From the WMAP 3 year results, $\Omega_m h^2 = 0.127, \Omega_b h^2 = 0.0223$ so a ratio of 5.7:1. You can raise this ratio in galaxies by using supergalactic winds to blow out baryons, but clusters should be right around the mean value. The 3 year results seem to be coming in a little bit low compared to other methods, but 8:1 would probably still be an upper limit - the CMB guru's could probably give us a better range of allowable ratios.

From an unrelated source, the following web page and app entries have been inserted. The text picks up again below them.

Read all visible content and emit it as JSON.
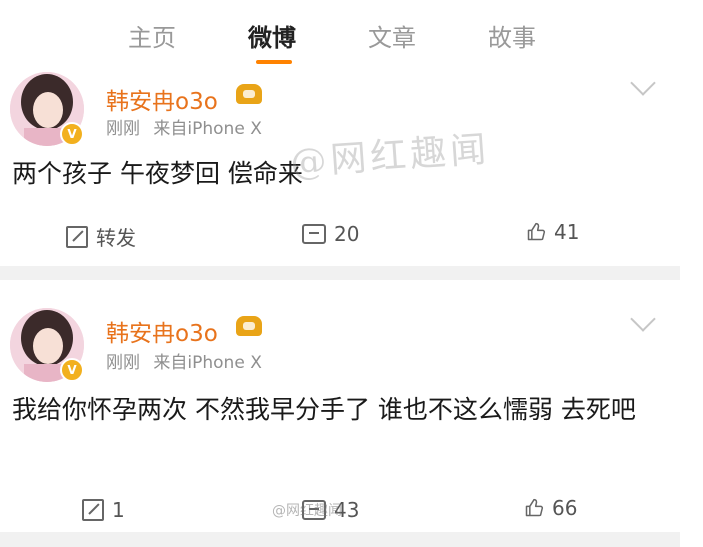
{
  "tabs": [
    {
      "label": "主页"
    },
    {
      "label": "微博"
    },
    {
      "label": "文章"
    },
    {
      "label": "故事"
    }
  ],
  "posts": [
    {
      "username": "韩安冉o3o",
      "time": "刚刚",
      "source": "来自iPhone X",
      "text": "两个孩子 午夜梦回 偿命来",
      "share_label": "转发",
      "comments": "20",
      "likes": "41"
    },
    {
      "username": "韩安冉o3o",
      "time": "刚刚",
      "source": "来自iPhone X",
      "text": "我给你怀孕两次 不然我早分手了 谁也不这么懦弱 去死吧",
      "share_label": "1",
      "comments": "43",
      "likes": "66"
    }
  ],
  "watermarks": [
    "@网红趣闻",
    "@网红趣闻"
  ],
  "colors": {
    "accent": "#ff8200",
    "username": "#e8731c",
    "vip": "#e9a417"
  },
  "icons": [
    "share-icon",
    "comment-icon",
    "like-icon",
    "chevron-down-icon",
    "verified-badge-icon",
    "vip-crown-icon"
  ]
}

In the very centers of the clusters you would actually expect a lower ratio, as the baryons can collapse more than the dark matter due to interactions and cooling.